[Supplied records]
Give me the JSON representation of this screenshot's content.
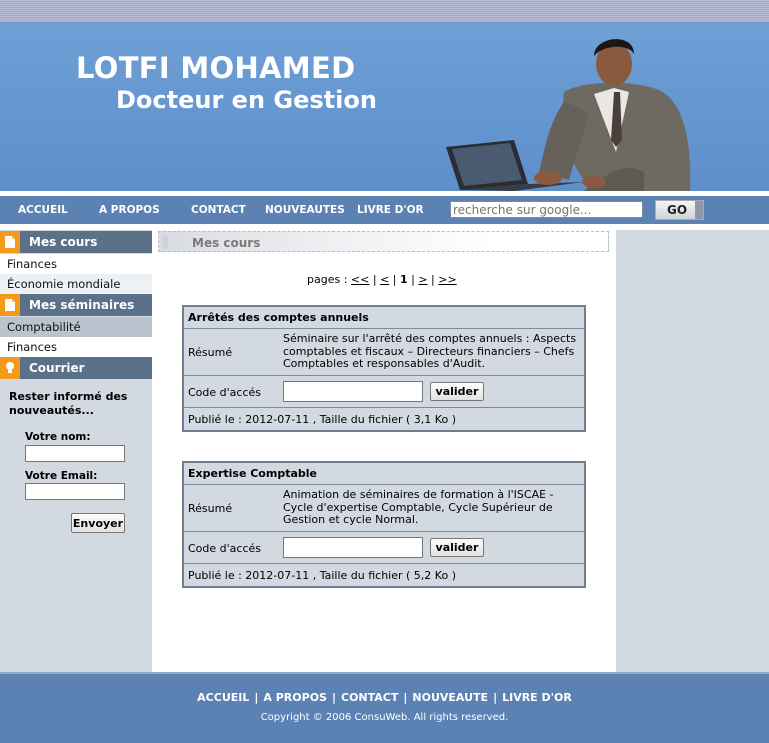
{
  "header": {
    "name": "LOTFI MOHAMED",
    "subtitle": "Docteur en Gestion"
  },
  "nav": {
    "items": [
      "ACCUEIL",
      "A PROPOS",
      "CONTACT",
      "NOUVEAUTES",
      "LIVRE D'OR"
    ],
    "search_placeholder": "recherche sur google...",
    "go_label": "GO"
  },
  "sidebar": {
    "courses_title": "Mes cours",
    "courses": [
      "Finances",
      "Économie mondiale"
    ],
    "seminars_title": "Mes séminaires",
    "seminars": [
      "Comptabilité",
      "Finances"
    ],
    "mail_title": "Courrier",
    "newsletter_text": "Rester informé des nouveautés...",
    "name_label": "Votre nom:",
    "email_label": "Votre Email:",
    "send_label": "Envoyer"
  },
  "main": {
    "section_title": "Mes cours",
    "pagination": {
      "prefix": "pages :",
      "first": "<<",
      "prev": "<",
      "current": "1",
      "next": ">",
      "last": ">>"
    },
    "cards": [
      {
        "title": "Arrêtés des comptes annuels",
        "resume_label": "Résumé",
        "resume": "Séminaire sur l'arrêté des comptes annuels : Aspects comptables et fiscaux – Directeurs financiers – Chefs Comptables et responsables d'Audit.",
        "code_label": "Code d'accés",
        "button_label": "valider",
        "published": "Publié le : 2012-07-11 , Taille du fichier ( 3,1 Ko )"
      },
      {
        "title": "Expertise Comptable",
        "resume_label": "Résumé",
        "resume": "Animation de séminaires de formation à l'ISCAE - Cycle d'expertise Comptable, Cycle Supérieur de Gestion et cycle Normal.",
        "code_label": "Code d'accés",
        "button_label": "valider",
        "published": "Publié le : 2012-07-11 , Taille du fichier ( 5,2 Ko )"
      }
    ]
  },
  "footer": {
    "links": [
      "ACCUEIL",
      "A PROPOS",
      "CONTACT",
      "NOUVEAUTE",
      "LIVRE D'OR"
    ],
    "separator": "|",
    "copyright": "Copyright © 2006 ConsuWeb. All rights reserved."
  },
  "colors": {
    "banner": "#6f9fd6",
    "nav": "#5b82b3",
    "sidebar_head": "#5a7189",
    "icon_accent": "#f39a1b"
  }
}
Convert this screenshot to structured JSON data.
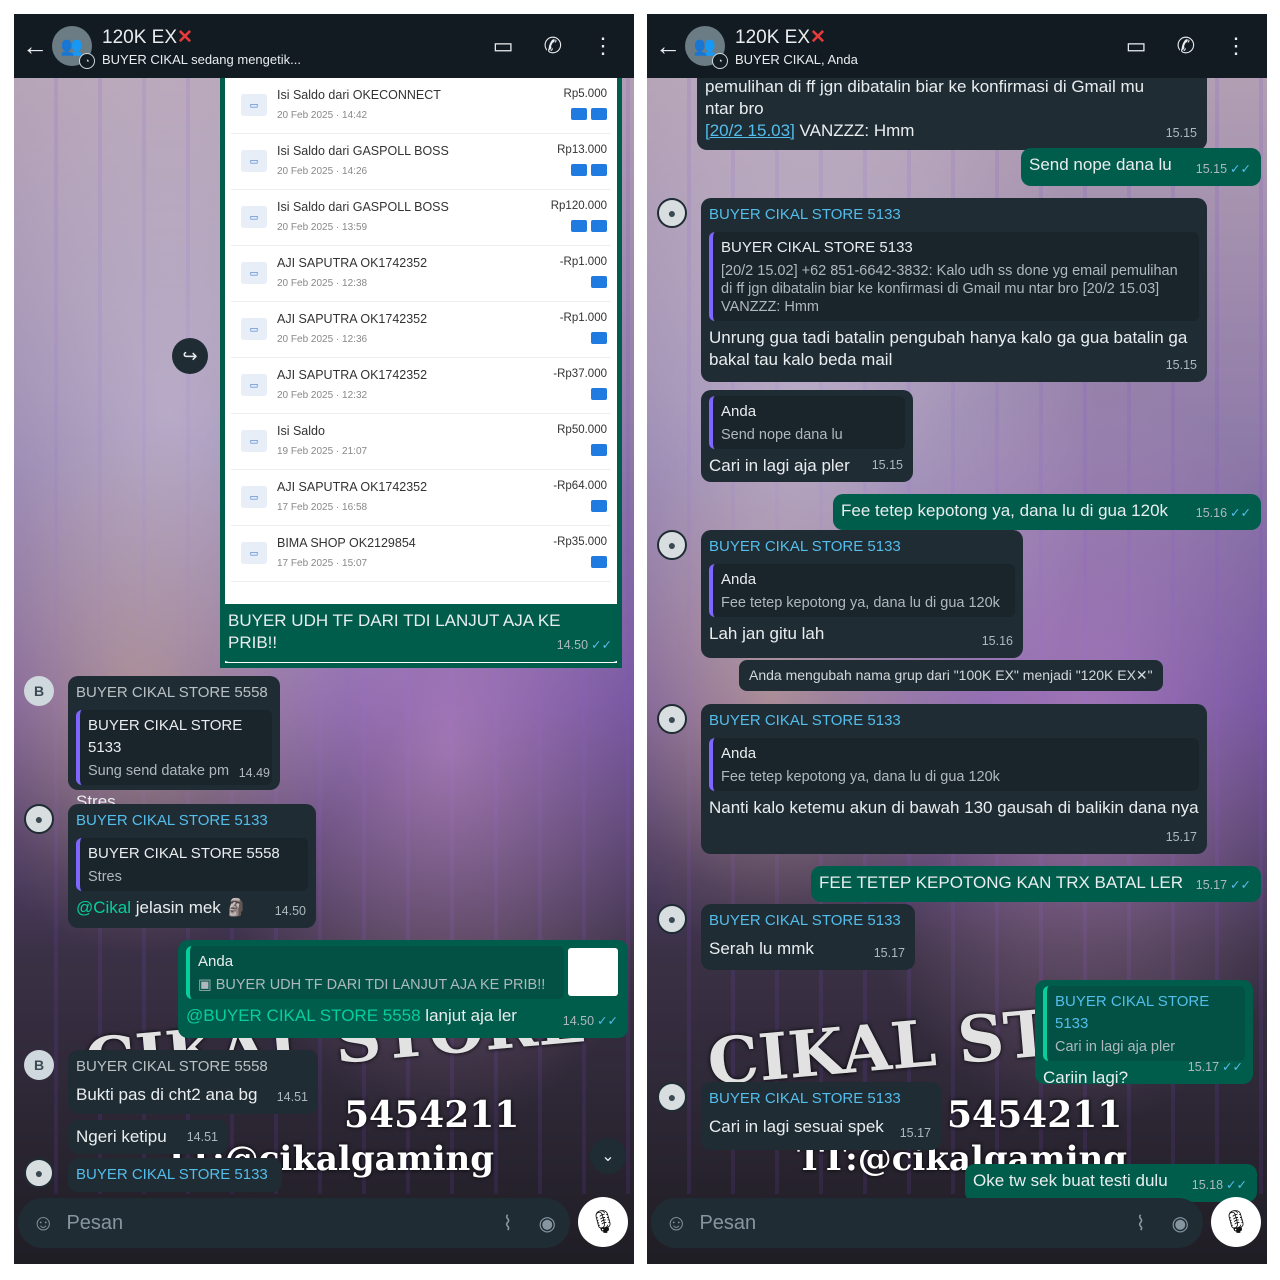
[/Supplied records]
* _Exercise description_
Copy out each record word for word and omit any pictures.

* _Answer box_
Give me the JSON representation of this screenshot's content.
{
  "header": {
    "name": "LOTFI MOHAMED",
    "subtitle": "Docteur en Gestion"
  },
  "nav": {
    "items": [
      "ACCUEIL",
      "A PROPOS",
      "CONTACT",
      "NOUVEAUTES",
      "LIVRE D'OR"
    ],
    "search_placeholder": "recherche sur google...",
    "go_label": "GO"
  },
  "sidebar": {
    "courses_title": "Mes cours",
    "courses": [
      "Finances",
      "Économie mondiale"
    ],
    "seminars_title": "Mes séminaires",
    "seminars": [
      "Comptabilité",
      "Finances"
    ],
    "mail_title": "Courrier",
    "newsletter_text": "Rester informé des nouveautés...",
    "name_label": "Votre nom:",
    "email_label": "Votre Email:",
    "send_label": "Envoyer"
  },
  "main": {
    "section_title": "Mes cours",
    "pagination": {
      "prefix": "pages :",
      "first": "<<",
      "prev": "<",
      "current": "1",
      "next": ">",
      "last": ">>"
    },
    "cards": [
      {
        "title": "Arrêtés des comptes annuels",
        "resume_label": "Résumé",
        "resume": "Séminaire sur l'arrêté des comptes annuels : Aspects comptables et fiscaux – Directeurs financiers – Chefs Comptables et responsables d'Audit.",
        "code_label": "Code d'accés",
        "button_label": "valider",
        "published": "Publié le : 2012-07-11 , Taille du fichier ( 3,1 Ko )"
      },
      {
        "title": "Expertise Comptable",
        "resume_label": "Résumé",
        "resume": "Animation de séminaires de formation à l'ISCAE - Cycle d'expertise Comptable, Cycle Supérieur de Gestion et cycle Normal.",
        "code_label": "Code d'accés",
        "button_label": "valider",
        "published": "Publié le : 2012-07-11 , Taille du fichier ( 5,2 Ko )"
      }
    ]
  },
  "footer": {
    "links": [
      "ACCUEIL",
      "A PROPOS",
      "CONTACT",
      "NOUVEAUTE",
      "LIVRE D'OR"
    ],
    "separator": "|",
    "copyright": "Copyright © 2006 ConsuWeb. All rights reserved."
  },
  "colors": {
    "banner": "#6f9fd6",
    "nav": "#5b82b3",
    "sidebar_head": "#5a7189",
    "icon_accent": "#f39a1b"
  }
}
Convert this screenshot to structured JSON data.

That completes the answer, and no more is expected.